═════ Listed entries

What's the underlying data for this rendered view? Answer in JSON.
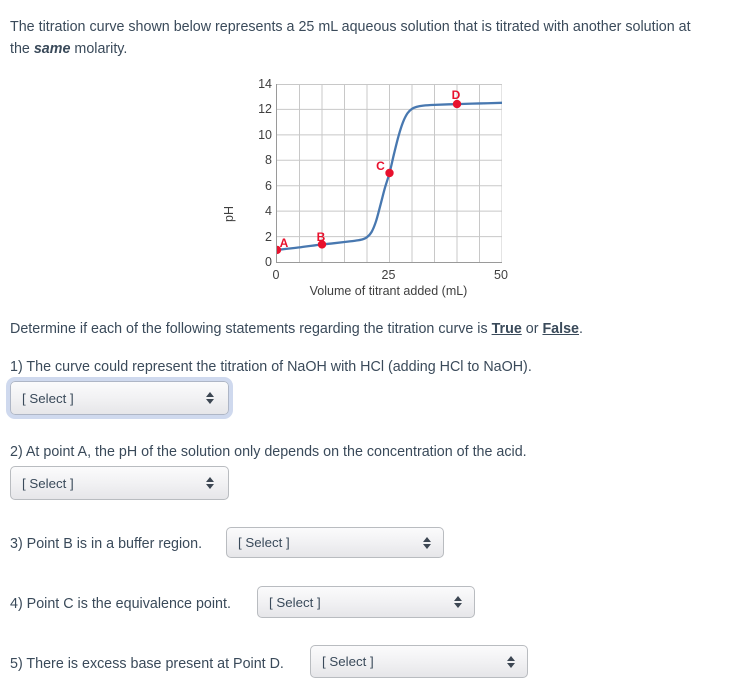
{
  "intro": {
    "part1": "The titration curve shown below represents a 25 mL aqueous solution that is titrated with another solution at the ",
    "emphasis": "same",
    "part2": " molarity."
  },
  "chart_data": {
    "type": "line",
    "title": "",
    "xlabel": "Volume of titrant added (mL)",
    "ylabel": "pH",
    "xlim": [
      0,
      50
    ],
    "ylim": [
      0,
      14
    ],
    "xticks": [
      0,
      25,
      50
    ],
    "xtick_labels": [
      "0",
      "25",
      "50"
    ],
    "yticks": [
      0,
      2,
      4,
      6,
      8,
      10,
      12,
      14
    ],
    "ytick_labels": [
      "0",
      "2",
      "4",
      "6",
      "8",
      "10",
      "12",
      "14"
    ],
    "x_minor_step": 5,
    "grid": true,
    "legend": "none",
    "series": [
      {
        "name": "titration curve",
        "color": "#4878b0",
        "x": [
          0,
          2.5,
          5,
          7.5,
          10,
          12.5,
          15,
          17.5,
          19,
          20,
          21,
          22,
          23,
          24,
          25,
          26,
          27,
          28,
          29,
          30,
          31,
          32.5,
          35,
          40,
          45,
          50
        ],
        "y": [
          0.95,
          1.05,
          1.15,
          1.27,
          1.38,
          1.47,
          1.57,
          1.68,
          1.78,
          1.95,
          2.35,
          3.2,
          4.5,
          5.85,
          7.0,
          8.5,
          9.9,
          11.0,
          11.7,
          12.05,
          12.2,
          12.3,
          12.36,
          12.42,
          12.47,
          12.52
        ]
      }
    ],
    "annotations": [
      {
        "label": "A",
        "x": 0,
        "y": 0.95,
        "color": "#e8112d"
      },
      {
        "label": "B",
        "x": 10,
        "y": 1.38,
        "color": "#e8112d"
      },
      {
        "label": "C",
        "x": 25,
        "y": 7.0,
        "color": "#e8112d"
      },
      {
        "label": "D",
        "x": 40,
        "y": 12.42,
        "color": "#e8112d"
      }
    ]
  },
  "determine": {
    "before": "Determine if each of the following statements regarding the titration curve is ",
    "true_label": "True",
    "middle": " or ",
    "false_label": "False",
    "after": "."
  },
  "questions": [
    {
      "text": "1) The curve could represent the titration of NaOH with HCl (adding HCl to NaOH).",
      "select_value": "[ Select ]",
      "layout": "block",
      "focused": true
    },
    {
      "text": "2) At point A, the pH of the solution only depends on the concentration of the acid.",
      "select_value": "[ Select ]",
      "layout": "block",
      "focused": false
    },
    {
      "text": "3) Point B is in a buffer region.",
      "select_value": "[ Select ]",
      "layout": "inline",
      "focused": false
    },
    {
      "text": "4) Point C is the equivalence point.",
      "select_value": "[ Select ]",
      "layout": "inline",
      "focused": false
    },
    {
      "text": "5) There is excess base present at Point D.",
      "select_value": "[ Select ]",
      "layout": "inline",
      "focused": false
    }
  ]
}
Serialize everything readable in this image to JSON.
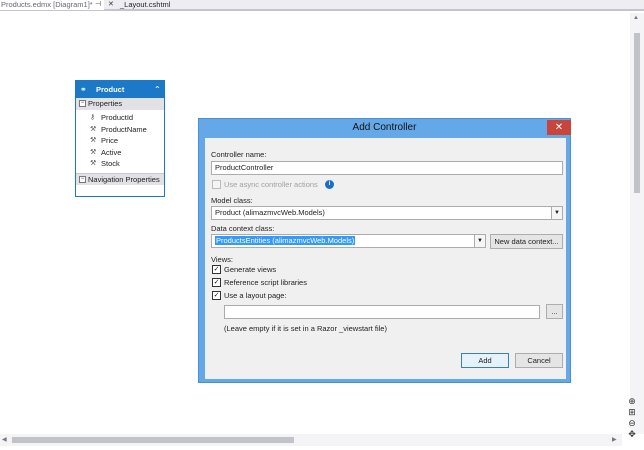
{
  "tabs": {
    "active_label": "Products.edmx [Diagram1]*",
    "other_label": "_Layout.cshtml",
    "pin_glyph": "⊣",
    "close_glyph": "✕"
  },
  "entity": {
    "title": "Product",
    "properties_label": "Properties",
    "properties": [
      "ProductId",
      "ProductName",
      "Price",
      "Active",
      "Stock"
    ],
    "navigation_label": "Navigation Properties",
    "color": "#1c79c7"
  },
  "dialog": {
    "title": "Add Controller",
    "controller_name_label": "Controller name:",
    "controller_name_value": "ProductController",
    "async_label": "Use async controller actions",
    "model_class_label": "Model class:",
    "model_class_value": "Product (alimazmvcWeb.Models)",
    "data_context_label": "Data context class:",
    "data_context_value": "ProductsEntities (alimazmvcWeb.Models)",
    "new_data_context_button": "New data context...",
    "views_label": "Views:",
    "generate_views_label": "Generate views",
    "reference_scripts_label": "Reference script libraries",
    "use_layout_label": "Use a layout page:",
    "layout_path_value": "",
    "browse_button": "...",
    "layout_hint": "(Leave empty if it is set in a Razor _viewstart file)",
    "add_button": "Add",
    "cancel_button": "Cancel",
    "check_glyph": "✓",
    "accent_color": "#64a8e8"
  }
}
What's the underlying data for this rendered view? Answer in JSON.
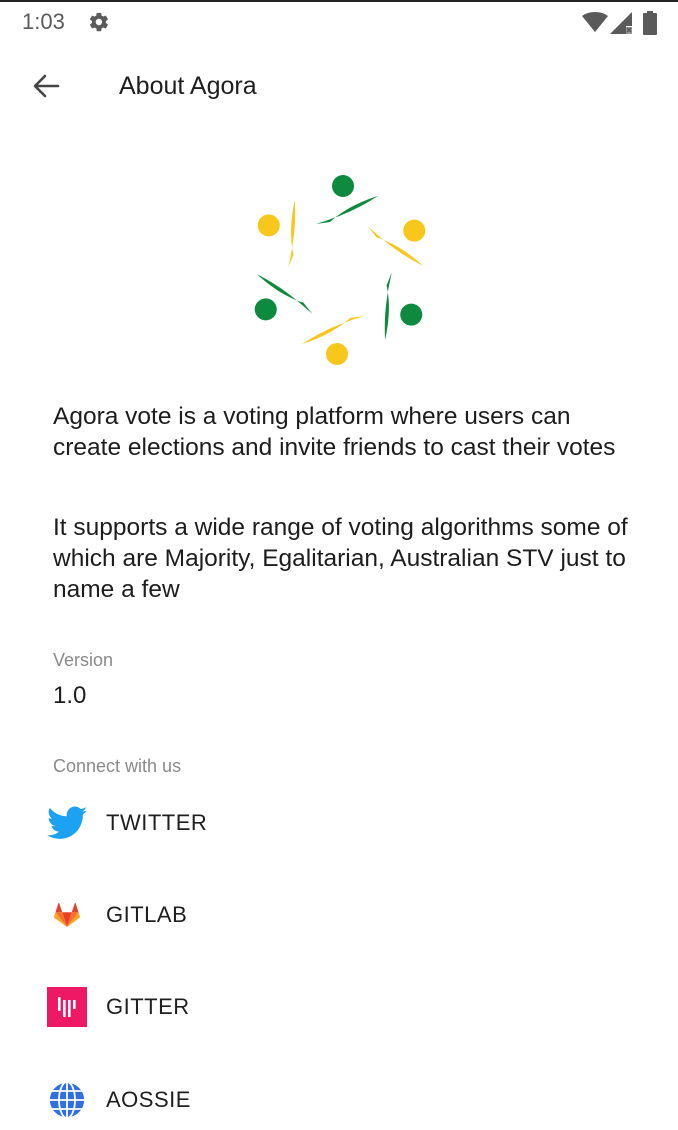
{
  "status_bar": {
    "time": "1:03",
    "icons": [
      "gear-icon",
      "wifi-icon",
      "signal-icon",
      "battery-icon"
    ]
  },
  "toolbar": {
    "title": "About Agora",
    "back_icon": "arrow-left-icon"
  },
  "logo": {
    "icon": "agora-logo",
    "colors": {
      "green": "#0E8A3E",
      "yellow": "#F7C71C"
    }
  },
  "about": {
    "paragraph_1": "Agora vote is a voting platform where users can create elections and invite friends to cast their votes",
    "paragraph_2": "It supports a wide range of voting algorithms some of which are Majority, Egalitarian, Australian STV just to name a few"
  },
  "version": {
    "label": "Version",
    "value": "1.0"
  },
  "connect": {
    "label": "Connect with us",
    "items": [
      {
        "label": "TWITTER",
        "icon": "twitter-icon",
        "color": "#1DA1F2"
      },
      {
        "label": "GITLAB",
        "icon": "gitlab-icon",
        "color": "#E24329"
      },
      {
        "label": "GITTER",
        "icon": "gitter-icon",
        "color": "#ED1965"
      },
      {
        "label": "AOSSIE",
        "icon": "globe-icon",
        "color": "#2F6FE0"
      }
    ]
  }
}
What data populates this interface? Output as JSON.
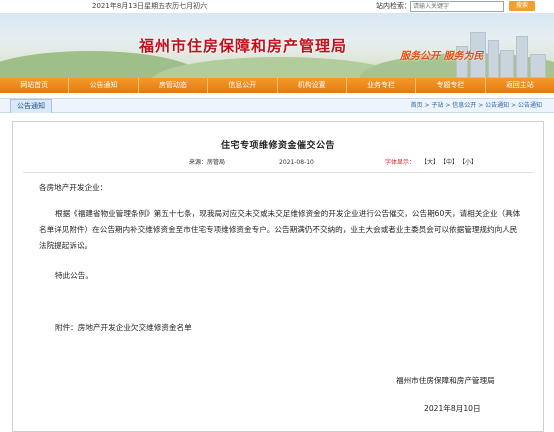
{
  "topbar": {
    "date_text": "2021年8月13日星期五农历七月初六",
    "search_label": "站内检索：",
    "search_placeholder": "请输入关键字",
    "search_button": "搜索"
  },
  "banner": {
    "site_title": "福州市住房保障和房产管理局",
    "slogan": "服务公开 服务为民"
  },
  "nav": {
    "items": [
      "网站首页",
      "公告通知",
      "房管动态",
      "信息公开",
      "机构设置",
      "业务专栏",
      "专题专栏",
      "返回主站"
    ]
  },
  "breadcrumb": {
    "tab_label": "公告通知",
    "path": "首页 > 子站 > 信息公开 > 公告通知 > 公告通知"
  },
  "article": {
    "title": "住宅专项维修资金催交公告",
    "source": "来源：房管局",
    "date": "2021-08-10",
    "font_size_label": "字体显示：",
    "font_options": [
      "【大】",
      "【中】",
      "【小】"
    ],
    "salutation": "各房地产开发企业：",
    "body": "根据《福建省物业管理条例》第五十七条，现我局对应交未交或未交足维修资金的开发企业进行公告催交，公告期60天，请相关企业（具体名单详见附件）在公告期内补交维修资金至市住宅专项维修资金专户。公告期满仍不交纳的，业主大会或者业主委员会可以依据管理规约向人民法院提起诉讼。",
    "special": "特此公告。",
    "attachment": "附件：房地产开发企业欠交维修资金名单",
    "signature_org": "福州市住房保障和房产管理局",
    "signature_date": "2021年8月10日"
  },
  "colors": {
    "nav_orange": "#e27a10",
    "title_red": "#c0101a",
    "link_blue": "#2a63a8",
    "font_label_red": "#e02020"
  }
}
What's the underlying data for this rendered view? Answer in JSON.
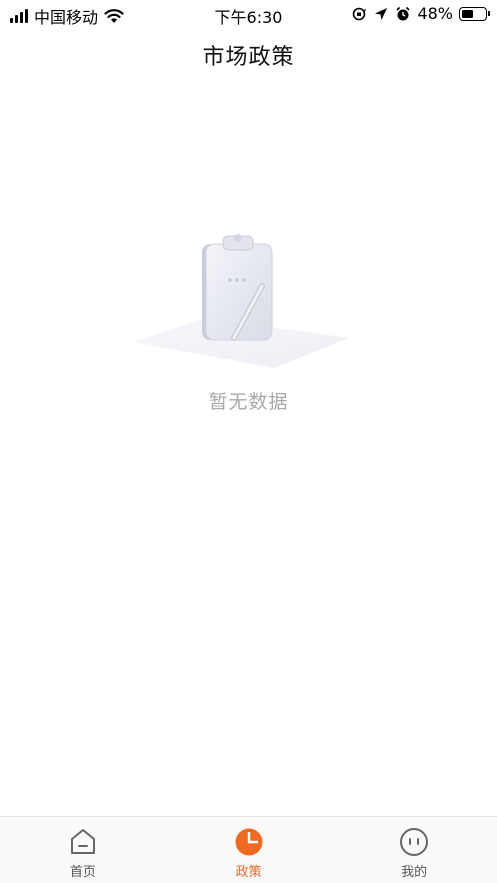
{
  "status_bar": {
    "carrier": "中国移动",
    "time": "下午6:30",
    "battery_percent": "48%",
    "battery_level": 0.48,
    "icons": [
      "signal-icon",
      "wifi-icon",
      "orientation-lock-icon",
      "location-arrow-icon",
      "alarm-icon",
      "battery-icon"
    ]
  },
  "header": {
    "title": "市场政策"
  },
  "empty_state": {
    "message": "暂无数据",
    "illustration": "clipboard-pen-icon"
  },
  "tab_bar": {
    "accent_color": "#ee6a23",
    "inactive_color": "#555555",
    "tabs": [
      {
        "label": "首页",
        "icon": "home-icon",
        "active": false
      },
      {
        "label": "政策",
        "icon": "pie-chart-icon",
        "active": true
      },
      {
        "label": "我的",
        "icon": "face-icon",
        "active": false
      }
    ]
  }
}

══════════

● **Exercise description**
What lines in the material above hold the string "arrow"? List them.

● **Result below**
    "back_icon": "arrow-left-icon"
      "location-arrow-icon",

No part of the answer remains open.